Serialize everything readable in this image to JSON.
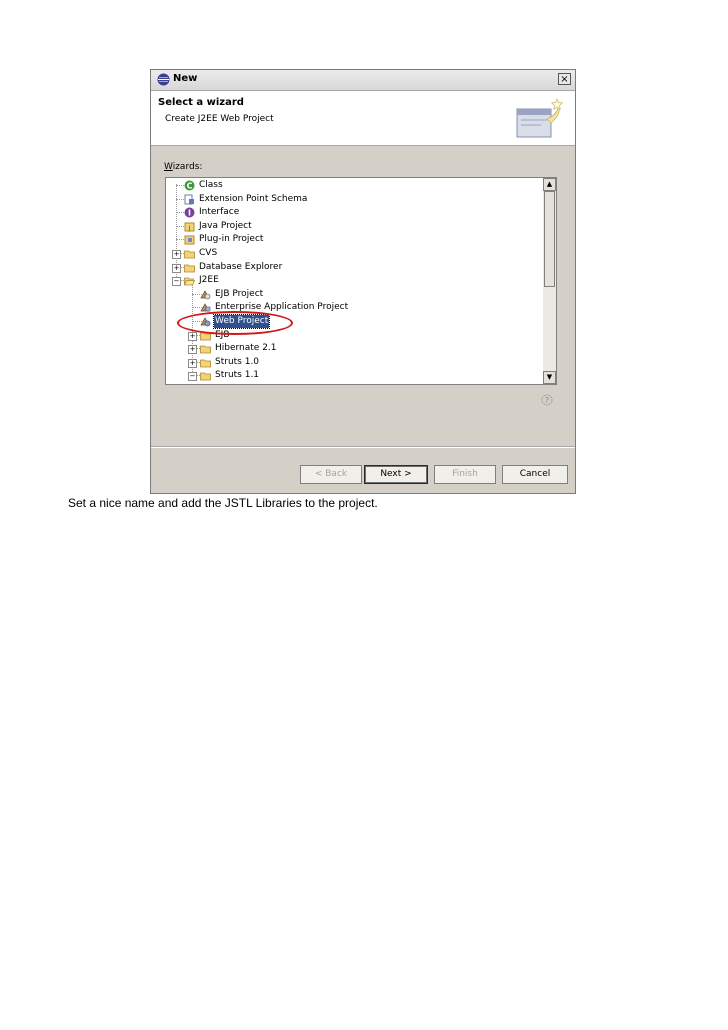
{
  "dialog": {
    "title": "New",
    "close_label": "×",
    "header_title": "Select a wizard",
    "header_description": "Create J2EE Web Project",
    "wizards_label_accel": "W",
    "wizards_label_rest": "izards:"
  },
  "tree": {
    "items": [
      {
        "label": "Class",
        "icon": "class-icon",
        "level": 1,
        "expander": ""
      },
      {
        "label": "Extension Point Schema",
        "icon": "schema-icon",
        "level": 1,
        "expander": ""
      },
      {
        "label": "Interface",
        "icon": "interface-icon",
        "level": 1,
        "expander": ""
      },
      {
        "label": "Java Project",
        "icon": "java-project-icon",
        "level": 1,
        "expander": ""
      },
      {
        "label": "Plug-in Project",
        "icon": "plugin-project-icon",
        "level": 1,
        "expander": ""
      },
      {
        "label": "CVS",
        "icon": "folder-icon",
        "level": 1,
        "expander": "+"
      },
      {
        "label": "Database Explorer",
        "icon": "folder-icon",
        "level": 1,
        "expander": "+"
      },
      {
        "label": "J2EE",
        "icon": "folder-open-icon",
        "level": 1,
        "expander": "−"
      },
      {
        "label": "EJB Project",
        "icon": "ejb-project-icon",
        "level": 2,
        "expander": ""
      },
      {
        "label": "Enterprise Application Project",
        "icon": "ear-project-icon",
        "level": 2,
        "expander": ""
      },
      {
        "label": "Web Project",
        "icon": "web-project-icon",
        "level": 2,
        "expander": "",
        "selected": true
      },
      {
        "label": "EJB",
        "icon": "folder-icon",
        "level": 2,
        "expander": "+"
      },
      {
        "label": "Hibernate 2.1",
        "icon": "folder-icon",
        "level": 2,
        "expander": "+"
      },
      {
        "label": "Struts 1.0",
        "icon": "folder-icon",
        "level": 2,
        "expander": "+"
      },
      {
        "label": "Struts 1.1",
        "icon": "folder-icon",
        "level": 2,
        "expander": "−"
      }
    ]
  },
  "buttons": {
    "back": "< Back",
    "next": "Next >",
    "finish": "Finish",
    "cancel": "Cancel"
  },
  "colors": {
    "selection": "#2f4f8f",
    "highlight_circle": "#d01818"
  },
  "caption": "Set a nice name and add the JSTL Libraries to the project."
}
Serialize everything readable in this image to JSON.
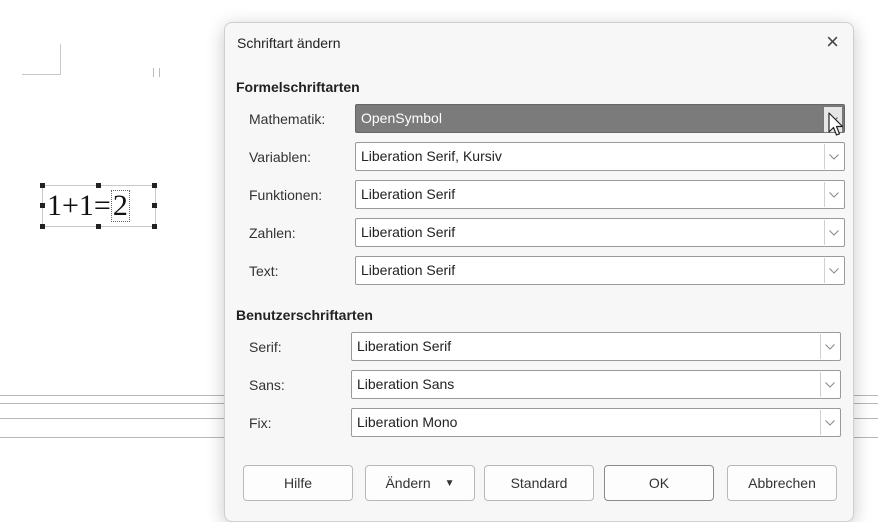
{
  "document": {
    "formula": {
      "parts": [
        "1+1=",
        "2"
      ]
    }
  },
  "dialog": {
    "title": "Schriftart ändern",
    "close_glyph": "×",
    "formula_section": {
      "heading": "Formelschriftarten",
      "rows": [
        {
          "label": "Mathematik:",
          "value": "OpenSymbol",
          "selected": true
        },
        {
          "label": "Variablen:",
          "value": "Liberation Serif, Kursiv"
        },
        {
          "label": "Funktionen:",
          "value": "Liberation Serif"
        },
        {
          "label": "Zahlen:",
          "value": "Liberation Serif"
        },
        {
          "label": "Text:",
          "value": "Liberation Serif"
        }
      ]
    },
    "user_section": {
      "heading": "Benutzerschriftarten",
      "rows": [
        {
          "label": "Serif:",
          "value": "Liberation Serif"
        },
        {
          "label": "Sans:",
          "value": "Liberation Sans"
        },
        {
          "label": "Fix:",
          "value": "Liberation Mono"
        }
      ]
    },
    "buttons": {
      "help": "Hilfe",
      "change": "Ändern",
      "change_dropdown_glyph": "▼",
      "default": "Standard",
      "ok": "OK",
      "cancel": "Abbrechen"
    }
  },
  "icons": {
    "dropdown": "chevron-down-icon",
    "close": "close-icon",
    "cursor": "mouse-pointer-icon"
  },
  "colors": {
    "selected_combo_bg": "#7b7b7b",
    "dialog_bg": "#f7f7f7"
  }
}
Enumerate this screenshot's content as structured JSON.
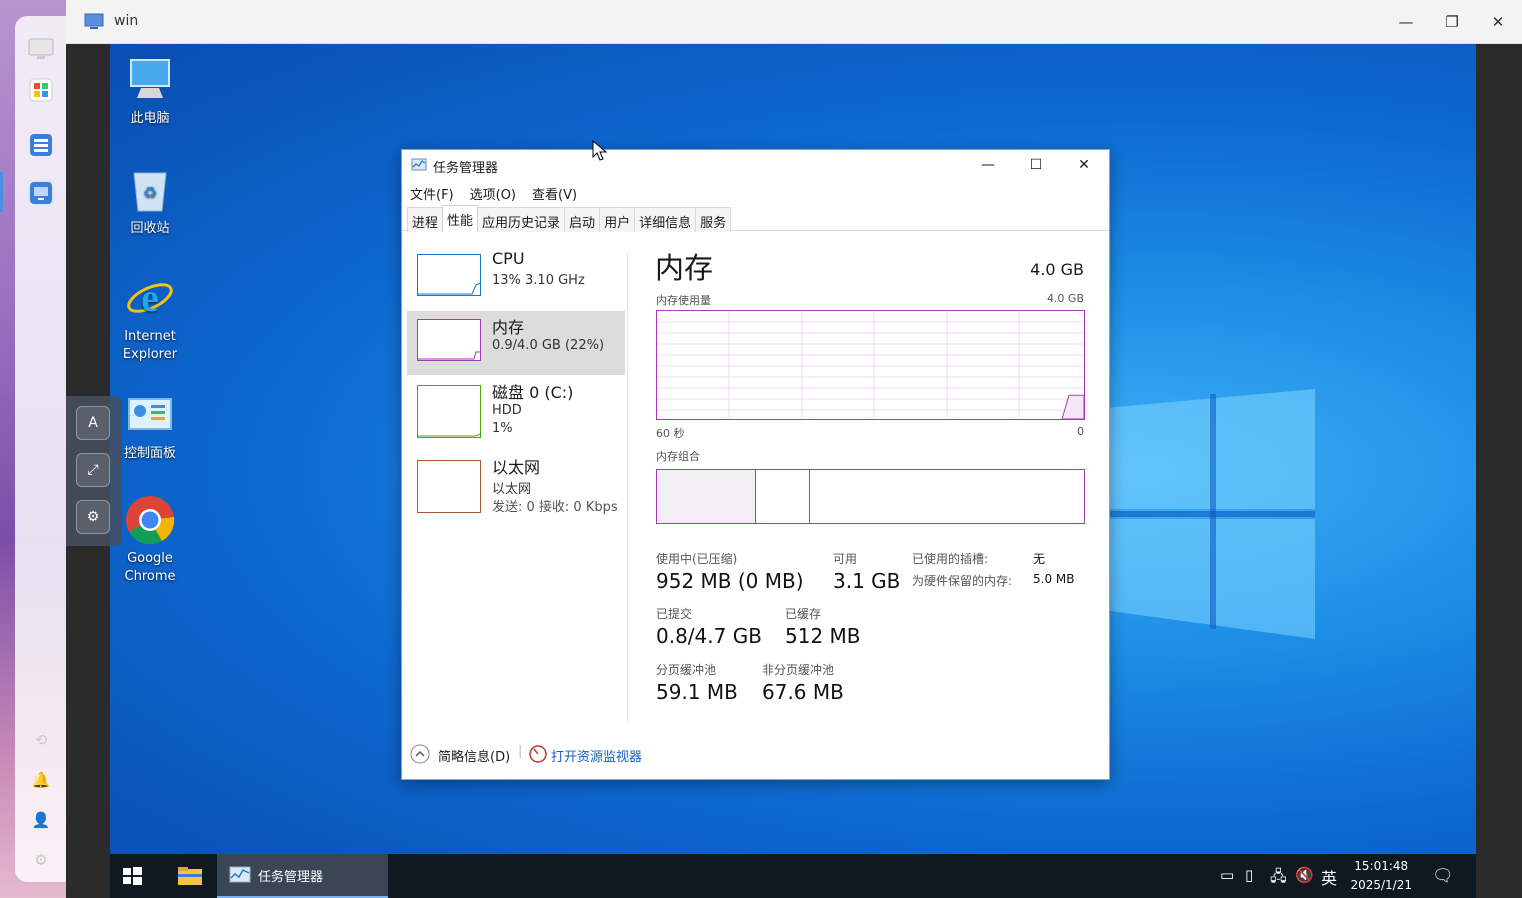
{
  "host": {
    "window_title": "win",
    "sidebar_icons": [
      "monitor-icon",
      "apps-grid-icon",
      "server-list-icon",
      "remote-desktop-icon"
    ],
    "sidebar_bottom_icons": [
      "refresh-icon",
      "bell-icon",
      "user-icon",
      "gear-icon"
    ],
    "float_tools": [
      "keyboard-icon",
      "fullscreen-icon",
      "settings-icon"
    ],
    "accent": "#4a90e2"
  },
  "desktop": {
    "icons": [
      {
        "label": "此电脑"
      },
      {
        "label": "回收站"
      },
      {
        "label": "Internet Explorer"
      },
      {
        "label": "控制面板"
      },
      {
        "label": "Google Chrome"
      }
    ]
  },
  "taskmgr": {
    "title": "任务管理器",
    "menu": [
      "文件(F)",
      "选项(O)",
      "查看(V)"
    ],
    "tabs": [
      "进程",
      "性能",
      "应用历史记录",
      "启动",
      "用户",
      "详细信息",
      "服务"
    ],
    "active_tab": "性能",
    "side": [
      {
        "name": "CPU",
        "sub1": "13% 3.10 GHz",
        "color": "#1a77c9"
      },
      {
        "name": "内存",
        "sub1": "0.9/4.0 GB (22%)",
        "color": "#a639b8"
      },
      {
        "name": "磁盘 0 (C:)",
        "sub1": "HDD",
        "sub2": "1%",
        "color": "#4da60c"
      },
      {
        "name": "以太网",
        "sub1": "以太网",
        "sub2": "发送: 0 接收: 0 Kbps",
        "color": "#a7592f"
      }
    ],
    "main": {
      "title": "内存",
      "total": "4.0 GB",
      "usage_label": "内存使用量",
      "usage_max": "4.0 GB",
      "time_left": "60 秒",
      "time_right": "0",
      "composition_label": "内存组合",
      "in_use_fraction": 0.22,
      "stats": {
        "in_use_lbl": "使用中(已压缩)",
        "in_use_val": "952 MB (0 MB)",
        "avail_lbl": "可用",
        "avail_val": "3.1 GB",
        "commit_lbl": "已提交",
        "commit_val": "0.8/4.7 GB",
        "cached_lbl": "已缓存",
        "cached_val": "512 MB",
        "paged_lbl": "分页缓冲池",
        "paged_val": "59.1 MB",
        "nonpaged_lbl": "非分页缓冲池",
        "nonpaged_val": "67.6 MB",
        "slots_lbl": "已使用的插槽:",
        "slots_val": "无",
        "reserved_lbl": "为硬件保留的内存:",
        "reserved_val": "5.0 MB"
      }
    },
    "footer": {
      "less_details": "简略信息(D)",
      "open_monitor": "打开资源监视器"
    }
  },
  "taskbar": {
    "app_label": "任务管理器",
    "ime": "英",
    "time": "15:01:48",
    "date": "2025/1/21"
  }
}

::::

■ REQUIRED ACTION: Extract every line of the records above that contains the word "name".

■ ANSWER FOR THE TASK:
  "caption": "Set a nice name and add the JSTL Libraries to the project."
        "name": "CPU",
        "name": "内存",
        "name": "磁盘 0 (C:)",
        "name": "以太网",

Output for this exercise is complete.